Müller, F[riedrich] Max.  Chips from a German Workshop (London: Longmans, Green & Co, 1868-1870) – 3 volumes, vols. 1 & 2 second edition, vol. 3 first edition.

Octavo, Three volumes: 1 (1868: xxxv, [3], 380 pages), 2 (1868: [8], 405 pages plus 1 page of reviews and a 1 page catalogue), 3 (1870: [8], 520 pages plus a 24 page catalogue dated March, 1873). Bound in deep blue-green cloth-covered boards ruled in blind on covers and stamped in gilt on spine cover. Matching binding on all three volumes.

Condition: VG+. Booksellers embossed stamp (of W. C. Rigby of Adelaide, AU) on First Free Endpaper of all volumes. A name (indecipherable to me) is on the FFE of the first volume. Corners slightly bumped on a couple of volumes,  and spines of a couple of volumes slightly canted.  Ever so slight foxing.  For a book so well traveled, this is in incredible condition.

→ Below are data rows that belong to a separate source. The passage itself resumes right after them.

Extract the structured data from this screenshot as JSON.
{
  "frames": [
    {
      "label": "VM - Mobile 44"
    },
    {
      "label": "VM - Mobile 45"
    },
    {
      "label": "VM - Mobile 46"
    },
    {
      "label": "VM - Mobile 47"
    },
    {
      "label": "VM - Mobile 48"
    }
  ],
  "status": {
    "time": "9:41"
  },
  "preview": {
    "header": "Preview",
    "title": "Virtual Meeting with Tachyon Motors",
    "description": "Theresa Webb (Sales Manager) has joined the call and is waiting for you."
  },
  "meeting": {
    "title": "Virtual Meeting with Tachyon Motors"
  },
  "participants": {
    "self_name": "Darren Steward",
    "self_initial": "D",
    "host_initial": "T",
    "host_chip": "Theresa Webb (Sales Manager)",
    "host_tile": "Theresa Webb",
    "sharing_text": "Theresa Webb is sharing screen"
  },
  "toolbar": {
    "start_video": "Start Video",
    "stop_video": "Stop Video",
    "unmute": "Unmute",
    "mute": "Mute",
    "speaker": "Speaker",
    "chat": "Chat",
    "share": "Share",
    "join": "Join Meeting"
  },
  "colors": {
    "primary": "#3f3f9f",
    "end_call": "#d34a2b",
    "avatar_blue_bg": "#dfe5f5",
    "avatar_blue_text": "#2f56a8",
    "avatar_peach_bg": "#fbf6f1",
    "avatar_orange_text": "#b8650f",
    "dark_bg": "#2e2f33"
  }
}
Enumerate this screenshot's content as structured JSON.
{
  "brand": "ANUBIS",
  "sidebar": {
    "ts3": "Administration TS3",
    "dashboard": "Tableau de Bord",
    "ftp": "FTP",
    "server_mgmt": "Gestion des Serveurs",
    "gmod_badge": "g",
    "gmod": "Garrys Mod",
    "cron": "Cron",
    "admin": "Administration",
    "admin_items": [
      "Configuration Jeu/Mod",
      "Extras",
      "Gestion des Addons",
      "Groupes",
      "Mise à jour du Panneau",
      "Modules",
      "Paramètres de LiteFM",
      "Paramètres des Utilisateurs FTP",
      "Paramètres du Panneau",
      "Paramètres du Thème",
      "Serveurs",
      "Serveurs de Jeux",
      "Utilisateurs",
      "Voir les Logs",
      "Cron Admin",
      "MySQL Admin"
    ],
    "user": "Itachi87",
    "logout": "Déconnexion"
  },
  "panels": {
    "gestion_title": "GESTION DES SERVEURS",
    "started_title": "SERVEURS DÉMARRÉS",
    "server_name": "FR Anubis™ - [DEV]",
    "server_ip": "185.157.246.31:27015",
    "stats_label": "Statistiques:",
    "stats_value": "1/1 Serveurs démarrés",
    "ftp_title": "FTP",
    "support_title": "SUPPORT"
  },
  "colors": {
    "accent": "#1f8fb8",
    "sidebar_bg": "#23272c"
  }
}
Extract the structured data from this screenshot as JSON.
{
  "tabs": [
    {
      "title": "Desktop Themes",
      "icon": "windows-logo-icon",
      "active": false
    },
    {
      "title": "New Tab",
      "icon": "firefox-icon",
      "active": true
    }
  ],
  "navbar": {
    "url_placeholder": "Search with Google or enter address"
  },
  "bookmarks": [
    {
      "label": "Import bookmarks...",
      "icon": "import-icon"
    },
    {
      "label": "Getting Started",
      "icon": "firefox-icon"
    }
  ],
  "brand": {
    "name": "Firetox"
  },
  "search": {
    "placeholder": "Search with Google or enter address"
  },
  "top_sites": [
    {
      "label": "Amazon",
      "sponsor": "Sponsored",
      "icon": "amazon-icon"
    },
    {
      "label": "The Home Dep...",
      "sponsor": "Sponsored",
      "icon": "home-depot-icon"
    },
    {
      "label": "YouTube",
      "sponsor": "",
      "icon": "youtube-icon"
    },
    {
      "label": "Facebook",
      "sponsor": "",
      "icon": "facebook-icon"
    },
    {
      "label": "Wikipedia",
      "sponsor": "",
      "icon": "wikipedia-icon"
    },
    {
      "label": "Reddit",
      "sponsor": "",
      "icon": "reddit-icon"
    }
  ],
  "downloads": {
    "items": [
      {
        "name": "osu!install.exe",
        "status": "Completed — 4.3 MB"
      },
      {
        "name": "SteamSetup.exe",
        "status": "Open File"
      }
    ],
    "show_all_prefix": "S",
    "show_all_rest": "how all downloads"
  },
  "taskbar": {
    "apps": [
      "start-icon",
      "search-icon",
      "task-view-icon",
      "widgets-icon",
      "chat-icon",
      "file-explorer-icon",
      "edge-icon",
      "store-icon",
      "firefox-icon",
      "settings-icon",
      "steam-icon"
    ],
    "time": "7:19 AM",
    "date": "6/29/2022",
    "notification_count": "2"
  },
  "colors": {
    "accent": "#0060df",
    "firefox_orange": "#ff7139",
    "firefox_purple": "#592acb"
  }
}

Friedrich Max Müller (6 December 1823 – 28 October 1900), generally known as Max Müller, was a German-born philologist and Orientalist, who lived and studied in Britain for most of his life. He was one of the founders of the western academic field of Indian studies and the discipline of comparative religion. Müller wrote both scholarly and popular works on the subject of Indology. The Sacred Books of the East, a 50-volume set of English translations, was prepared under his direction. He also promoted the idea of a Turanian family of languages. – Wikipedia

Originally issued in two volumes, with three additional volumes added from 1870-1875, this collection of essays was influential to writers (including Theosophist Helena Blavatsky) who were seeking to assert the merits of “pagan” religious traditions over Christianity. Mary Seton Fraser Tytler, a symbolist craftswoman, designer and social reformer, claimed this book was her “Bible”, which helped her to create a multi-cultural sacred imagery. Müller distanced himself from these developments, and remained within the Lutheran faith in which he had been brought up.